Among the records, find the lines that hold the string "JSON" and return them.

(Items from an interface collection)
------------------------------
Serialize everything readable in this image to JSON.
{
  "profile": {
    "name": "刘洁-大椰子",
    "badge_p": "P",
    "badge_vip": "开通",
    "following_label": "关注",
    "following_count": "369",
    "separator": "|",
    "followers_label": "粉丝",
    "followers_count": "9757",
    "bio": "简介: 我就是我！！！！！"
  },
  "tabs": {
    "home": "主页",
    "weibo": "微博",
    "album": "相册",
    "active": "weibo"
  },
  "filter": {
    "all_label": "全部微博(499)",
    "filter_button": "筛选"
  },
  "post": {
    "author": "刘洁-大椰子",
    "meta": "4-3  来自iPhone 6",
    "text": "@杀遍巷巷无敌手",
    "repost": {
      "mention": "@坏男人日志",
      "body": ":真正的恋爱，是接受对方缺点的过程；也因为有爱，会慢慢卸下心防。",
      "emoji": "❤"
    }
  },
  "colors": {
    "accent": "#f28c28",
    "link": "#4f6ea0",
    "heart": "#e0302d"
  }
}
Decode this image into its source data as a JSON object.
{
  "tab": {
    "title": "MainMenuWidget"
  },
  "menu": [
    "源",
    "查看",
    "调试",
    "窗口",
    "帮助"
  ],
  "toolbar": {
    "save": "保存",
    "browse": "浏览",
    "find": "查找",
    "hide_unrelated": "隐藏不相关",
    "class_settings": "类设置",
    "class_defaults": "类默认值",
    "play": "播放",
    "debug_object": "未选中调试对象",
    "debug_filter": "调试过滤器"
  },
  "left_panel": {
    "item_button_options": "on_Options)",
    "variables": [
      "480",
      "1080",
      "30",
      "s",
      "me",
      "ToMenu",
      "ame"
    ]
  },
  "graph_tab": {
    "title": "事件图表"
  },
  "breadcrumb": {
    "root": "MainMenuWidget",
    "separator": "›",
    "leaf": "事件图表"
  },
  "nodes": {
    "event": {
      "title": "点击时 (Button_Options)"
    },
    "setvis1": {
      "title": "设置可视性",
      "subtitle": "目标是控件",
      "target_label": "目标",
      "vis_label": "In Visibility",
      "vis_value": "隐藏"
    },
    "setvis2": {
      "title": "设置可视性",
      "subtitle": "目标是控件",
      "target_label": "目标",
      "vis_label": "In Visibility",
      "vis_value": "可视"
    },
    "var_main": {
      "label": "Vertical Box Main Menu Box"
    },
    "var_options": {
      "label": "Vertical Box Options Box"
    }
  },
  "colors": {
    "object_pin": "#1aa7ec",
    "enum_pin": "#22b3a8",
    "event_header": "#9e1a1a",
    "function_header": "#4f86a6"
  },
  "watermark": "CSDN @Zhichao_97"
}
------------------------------
### Solution below
Serialize everything readable in this image to JSON.
Decode this image into its source data as a JSON object.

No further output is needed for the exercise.